Note: This blog is an excerpt from the
CompTIA Security+: Get Certified Get Ahead: SY0-401 Study Guide.
Any traffic sent across the wire in clear text is subject to sniffing attacks with a protocol analyzer. One way to protect against this vulnerability is to encrypt the data. Some protocols used to encrypt traffic include:
- SSH. Secure Shell can be used to encrypt a wide variety of traffic, such as Telnet, Secure Copy (SCP), and Secure File Transfer Protocol (SFTP). UNIX and Linux administrators often use SSH to remotely administer these systems. When traffic is encrypted with SSH, it uses port of 22.
- SCP. Secure Copy is based on SSH. Users can use SCP to copy encrypted files over a network. SCP uses port 22.
SSH encrypts a wide variety of traffic and uses port 22 in each implementation. It encrypts FTP traffic (as SFTP) using port 22 instead of the FTP ports of 20 and 21. It encrypts Telnet traffic using port 22 (instead of the Telnet port of 23). SSH is also used with SCP to copy encrypted files over a network.
- SSL. The Secure Sockets Layer protocol secures HTTP traffic as HTTPS. SSL can also encrypt other types of traffic such as LDAP. SSL uses port 443 when encrypting HTTP, and port 636 when encrypting LDAP/SSL (LDAPS).
- TLS. Transport Layer Security protocol is the designated replacement for SSL. At this point, you can use TLS instead of SSL in just about any application. For example, TLS can encrypt HTTP traffic as HTTPS (on port 443), and LDAP traffic as LDAP/TLS (LDAPS) on port 636. Notice that LDAPS can use either SSL or TLS and both use port 636.
- IPsec. Internet Protocol security is used to encrypt IP traffic. It is native to IPv6 but also works with IPv4. IPsec encapsulates and encrypts IP packet payloads and uses tunnel mode to protect virtual private network (VPN) traffic. IPsec includes two components: Authentication Header (AH), identified by protocol ID number 51, and Encapsulating Security Payload (ESP), identified by protocol ID number 50.

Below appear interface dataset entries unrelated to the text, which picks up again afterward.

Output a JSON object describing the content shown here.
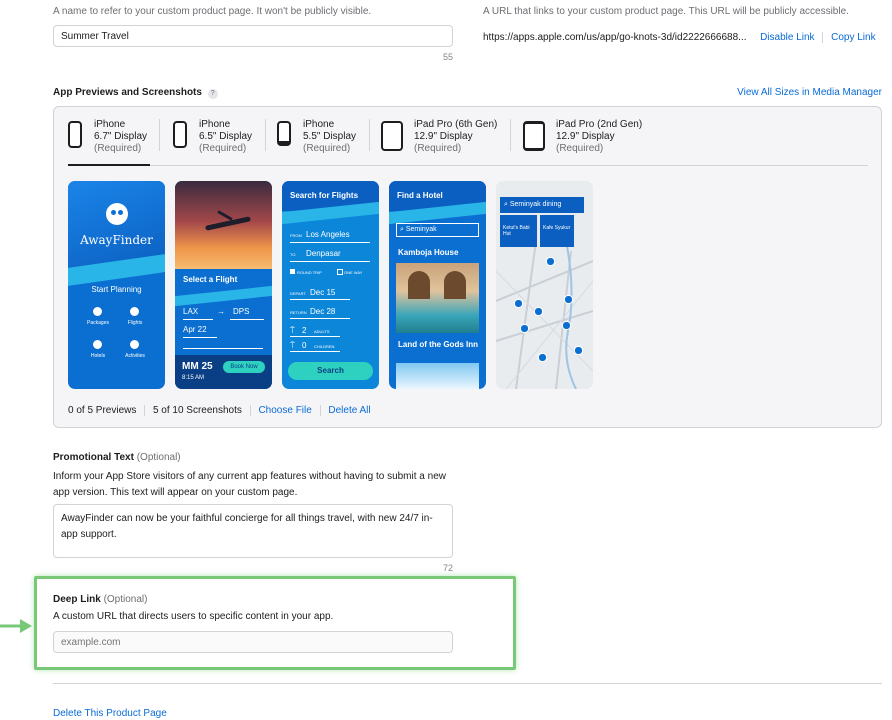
{
  "name_section": {
    "description": "A name to refer to your custom product page. It won't be publicly visible.",
    "value": "Summer Travel",
    "counter": "55"
  },
  "url_section": {
    "description": "A URL that links to your custom product page. This URL will be publicly accessible.",
    "url": "https://apps.apple.com/us/app/go-knots-3d/id2222666688...",
    "disable_link": "Disable Link",
    "copy_link": "Copy Link"
  },
  "media": {
    "title": "App Previews and Screenshots",
    "help": "?",
    "view_all": "View All Sizes in Media Manager",
    "devices": [
      {
        "name": "iPhone",
        "size": "6.7\" Display",
        "status": "(Required)"
      },
      {
        "name": "iPhone",
        "size": "6.5\" Display",
        "status": "(Required)"
      },
      {
        "name": "iPhone",
        "size": "5.5\" Display",
        "status": "(Required)"
      },
      {
        "name": "iPad Pro (6th Gen)",
        "size": "12.9\" Display",
        "status": "(Required)"
      },
      {
        "name": "iPad Pro (2nd Gen)",
        "size": "12.9\" Display",
        "status": "(Required)"
      }
    ],
    "shots": {
      "s1": {
        "brand": "AwayFinder",
        "start": "Start Planning",
        "packages": "Packages",
        "flights": "Flights",
        "hotels": "Hotels",
        "activities": "Activities"
      },
      "s2": {
        "title": "Select a Flight",
        "from": "LAX",
        "to": "DPS",
        "date": "Apr 22",
        "price": "MM 25",
        "time": "8:15 AM",
        "book": "Book Now"
      },
      "s3": {
        "title": "Search for Flights",
        "from_label": "FROM",
        "from": "Los Angeles",
        "to_label": "TO",
        "to": "Denpasar",
        "round": "ROUND TRIP",
        "oneway": "ONE WAY",
        "depart_label": "DEPART",
        "depart": "Dec 15",
        "return_label": "RETURN",
        "return": "Dec 28",
        "adults": "2",
        "adults_label": "ADULTS",
        "children": "0",
        "children_label": "CHILDREN",
        "search": "Search"
      },
      "s4": {
        "title": "Find a Hotel",
        "search": "Seminyak",
        "hotel1": "Kamboja House",
        "hotel2": "Land of the Gods Inn"
      },
      "s5": {
        "search": "Seminyak dining",
        "place1": "Ketut's Babi Hut",
        "place2": "Kafe Syukur"
      }
    },
    "footer": {
      "previews": "0 of 5 Previews",
      "screenshots": "5 of 10 Screenshots",
      "choose": "Choose File",
      "delete_all": "Delete All"
    }
  },
  "promo": {
    "label": "Promotional Text",
    "optional": "(Optional)",
    "description": "Inform your App Store visitors of any current app features without having to submit a new app version. This text will appear on your custom page.",
    "value": "AwayFinder can now be your faithful concierge for all things travel, with new 24/7 in-app support.",
    "counter": "72"
  },
  "deep_link": {
    "label": "Deep Link",
    "optional": "(Optional)",
    "description": "A custom URL that directs users to specific content in your app.",
    "placeholder": "example.com"
  },
  "delete_page": "Delete This Product Page",
  "colors": {
    "accent": "#0a6bd6",
    "highlight": "#78c878",
    "app_blue": "#0b6fd1"
  }
}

SSL and TLS encrypt traffic, including traffic over the Internet. IPsec includes ESP to provide payload encryption and AH to provide authentication and integrity. IPsec is built into IPv6 but can also work with IPv4.